It’s been over 10 months since the Target security breach that rocked the retail industry, and that turned out to be only the beginning. Hundreds of other POS systems have been successfully attacked by hackers looking to gain customer payment information.
Earlier this month, Sears announced that almost every Kmart location in the U.S. had been compromised, and Dairy Queen wasn’t far behind. 400 of the restaurant’s locations were breached.
Businesses as diverse as P.F. Chang’s, Neiman Marcus and Supervalu have followed in Target’s now-notorious footsteps, and even a few independent businesses, like local pizzerias, have been affected by breaches.
Kmart and Dairy Queen both report that the breaches have been dealt with and customers will be provided with free credit reporting, but why do the attacks keep succeeding in the first place?
Many security researchers suspect that cybercriminals are managing to stay one step ahead as retailers everywhere strengthen their defenses.
Most of the companies were breached through their point-of-sale systems, which are typically used to streamline purchasing processes and organize sale systems by suppliers and parent relationships. The malware found on Kmart’s POS system was reportedly undetectable by current anti-virus technology.
Dairy Queen pointed to Backoff, a form of malware that’s been found on many breached systems. Backoff gains access to administrator accounts through functions like remote desktops, and steals customer data without ever entering a store. The Secret Service, the National Cybersecurity and Communications Integration Center and several security experts warned retailers about Backoff in July, but it hasn’t been enough.
Even once Backoff was identified, the process to fortify antivirus programs against it isn’t a simple one, especially since each deployment features several technical differences. It doesn’t help that successful cybercriminals are likely investing their profits in better malware.

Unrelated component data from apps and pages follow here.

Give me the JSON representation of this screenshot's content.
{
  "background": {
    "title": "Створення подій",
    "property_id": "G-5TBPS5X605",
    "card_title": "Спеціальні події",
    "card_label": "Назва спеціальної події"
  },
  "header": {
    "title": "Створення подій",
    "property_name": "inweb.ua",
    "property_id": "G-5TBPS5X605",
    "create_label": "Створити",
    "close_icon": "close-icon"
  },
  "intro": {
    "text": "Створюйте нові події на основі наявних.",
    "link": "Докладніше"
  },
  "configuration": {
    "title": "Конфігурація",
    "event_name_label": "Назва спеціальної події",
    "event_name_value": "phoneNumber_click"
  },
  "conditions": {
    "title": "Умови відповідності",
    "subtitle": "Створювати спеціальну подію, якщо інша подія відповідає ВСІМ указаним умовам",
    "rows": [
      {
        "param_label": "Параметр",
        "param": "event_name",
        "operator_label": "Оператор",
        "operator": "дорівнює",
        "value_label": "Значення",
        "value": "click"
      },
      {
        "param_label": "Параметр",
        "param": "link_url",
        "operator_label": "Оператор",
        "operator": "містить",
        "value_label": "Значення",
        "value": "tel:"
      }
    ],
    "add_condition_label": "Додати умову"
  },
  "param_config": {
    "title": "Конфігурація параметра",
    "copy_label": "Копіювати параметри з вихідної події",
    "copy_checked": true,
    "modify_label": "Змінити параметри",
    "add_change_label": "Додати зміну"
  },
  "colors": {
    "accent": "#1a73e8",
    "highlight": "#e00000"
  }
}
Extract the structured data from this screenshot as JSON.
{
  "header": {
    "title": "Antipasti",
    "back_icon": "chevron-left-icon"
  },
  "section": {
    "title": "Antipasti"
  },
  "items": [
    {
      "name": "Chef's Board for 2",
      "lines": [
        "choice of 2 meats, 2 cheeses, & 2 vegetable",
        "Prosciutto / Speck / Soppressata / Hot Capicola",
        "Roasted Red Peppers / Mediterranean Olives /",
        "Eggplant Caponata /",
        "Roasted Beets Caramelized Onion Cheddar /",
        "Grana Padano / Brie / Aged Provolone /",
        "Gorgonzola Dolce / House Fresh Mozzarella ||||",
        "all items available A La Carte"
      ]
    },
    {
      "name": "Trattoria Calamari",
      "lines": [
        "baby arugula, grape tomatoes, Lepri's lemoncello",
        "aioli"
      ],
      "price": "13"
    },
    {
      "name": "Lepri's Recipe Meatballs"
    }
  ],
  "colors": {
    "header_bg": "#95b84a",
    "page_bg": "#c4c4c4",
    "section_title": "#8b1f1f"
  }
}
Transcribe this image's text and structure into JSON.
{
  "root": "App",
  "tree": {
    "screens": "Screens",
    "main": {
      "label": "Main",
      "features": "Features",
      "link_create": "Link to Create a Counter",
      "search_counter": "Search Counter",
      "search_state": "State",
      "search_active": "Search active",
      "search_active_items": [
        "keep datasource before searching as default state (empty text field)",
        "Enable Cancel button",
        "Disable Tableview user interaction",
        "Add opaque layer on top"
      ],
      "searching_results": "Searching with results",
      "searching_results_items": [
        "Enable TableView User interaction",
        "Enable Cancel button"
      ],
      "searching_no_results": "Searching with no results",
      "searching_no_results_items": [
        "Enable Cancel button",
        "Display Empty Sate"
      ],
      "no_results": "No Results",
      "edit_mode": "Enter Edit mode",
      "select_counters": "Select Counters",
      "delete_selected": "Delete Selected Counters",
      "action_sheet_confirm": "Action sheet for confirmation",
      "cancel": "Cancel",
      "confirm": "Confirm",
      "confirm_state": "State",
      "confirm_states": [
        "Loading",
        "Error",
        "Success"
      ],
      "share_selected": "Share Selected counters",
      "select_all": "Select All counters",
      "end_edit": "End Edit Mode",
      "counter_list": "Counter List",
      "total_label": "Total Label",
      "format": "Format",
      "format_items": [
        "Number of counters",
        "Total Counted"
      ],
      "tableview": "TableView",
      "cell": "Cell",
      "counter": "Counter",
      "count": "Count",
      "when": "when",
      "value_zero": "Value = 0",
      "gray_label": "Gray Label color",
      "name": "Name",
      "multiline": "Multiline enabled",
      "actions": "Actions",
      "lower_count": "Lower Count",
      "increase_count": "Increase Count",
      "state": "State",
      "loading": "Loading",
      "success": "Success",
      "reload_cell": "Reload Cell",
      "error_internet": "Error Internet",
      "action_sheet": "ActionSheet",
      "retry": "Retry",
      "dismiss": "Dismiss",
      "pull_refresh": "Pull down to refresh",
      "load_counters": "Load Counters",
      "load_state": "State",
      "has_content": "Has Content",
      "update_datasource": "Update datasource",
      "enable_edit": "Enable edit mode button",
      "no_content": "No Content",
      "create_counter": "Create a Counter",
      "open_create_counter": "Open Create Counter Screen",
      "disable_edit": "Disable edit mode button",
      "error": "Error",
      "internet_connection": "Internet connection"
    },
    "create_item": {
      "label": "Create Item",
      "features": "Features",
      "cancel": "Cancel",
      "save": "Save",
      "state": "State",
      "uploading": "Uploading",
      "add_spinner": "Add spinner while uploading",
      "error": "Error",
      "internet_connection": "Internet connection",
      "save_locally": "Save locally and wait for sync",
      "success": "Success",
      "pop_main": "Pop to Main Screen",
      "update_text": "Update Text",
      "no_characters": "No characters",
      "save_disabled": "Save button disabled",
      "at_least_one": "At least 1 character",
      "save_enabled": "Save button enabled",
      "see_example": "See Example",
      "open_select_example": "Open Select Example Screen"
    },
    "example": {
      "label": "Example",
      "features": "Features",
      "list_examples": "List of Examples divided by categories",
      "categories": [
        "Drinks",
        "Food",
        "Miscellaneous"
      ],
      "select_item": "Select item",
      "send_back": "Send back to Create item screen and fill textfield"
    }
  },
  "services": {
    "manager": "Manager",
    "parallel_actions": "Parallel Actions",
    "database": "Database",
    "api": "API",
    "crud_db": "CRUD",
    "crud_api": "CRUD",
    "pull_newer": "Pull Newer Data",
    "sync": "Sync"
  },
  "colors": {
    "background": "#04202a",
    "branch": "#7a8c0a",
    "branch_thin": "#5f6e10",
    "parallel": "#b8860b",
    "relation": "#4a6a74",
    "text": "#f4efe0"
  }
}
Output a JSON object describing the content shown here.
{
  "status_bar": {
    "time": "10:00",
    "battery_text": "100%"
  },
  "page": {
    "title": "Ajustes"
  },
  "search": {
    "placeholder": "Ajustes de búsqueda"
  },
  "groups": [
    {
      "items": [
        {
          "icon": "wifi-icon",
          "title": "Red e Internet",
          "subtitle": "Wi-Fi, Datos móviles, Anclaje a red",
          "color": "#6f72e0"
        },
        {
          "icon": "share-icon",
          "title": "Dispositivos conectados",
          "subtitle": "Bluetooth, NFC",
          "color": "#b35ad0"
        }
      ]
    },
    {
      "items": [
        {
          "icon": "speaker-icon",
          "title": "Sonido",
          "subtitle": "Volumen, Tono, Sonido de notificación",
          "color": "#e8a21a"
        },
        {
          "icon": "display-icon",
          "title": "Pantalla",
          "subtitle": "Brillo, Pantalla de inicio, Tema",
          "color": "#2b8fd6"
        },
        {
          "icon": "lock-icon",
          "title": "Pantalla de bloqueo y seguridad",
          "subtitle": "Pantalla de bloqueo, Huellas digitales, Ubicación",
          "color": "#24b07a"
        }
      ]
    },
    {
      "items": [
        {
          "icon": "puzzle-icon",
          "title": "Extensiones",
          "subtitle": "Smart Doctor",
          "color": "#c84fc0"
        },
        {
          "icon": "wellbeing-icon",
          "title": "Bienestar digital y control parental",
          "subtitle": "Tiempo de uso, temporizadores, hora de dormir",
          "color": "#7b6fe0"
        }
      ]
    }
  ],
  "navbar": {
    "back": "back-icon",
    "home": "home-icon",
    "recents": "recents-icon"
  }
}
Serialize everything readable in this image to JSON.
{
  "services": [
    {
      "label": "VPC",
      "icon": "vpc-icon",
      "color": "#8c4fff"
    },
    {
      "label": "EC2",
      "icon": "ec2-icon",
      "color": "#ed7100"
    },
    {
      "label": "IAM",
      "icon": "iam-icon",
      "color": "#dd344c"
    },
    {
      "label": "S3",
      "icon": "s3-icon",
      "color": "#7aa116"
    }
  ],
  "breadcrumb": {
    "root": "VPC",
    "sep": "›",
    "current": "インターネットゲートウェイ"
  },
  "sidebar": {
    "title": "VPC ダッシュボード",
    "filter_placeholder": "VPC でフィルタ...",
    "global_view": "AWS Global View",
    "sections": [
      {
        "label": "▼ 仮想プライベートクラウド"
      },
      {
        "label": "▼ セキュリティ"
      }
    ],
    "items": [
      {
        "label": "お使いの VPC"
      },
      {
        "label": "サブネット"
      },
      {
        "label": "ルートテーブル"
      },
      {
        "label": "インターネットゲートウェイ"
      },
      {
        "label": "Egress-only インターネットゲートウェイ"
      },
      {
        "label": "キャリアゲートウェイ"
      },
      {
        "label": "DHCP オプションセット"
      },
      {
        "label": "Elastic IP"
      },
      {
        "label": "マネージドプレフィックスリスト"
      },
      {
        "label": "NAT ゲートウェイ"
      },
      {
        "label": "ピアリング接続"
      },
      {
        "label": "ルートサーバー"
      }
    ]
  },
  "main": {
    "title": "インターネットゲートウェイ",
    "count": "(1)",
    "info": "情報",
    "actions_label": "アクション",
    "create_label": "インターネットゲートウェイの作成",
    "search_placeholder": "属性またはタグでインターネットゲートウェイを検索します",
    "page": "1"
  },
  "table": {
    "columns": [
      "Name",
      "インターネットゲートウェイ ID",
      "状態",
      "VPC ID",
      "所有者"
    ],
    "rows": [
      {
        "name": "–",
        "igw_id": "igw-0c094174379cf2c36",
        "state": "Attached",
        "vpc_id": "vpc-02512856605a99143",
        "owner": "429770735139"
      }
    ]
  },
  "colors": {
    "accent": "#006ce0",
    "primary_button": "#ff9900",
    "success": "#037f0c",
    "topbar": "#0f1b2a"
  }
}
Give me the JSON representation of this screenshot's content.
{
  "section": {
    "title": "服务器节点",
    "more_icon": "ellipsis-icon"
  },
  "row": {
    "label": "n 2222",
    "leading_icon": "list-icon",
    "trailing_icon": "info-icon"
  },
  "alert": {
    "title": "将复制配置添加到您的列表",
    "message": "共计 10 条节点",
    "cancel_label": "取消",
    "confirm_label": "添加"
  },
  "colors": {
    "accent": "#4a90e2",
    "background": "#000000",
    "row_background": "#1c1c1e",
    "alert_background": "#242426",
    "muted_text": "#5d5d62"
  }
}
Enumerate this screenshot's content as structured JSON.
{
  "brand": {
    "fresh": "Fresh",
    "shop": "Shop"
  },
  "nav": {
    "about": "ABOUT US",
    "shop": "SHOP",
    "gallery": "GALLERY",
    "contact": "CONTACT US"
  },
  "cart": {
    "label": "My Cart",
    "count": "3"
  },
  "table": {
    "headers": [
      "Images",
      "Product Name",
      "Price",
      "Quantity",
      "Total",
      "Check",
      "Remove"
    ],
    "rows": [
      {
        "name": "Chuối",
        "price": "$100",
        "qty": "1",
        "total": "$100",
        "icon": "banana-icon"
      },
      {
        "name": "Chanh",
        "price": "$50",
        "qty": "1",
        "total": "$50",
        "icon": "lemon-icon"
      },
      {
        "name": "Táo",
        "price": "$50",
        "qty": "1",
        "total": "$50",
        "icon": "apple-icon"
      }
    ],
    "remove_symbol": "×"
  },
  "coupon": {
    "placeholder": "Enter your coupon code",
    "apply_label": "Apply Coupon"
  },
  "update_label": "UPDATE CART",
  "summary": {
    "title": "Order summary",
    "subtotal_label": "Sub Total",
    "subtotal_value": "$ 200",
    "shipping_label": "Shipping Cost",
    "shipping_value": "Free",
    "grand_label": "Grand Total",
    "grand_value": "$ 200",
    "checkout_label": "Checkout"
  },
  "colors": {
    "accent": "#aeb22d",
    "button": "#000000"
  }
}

Experts are concerned that more advanced malware would be able to target smaller retailers with less security and a reduced ability to refund customers.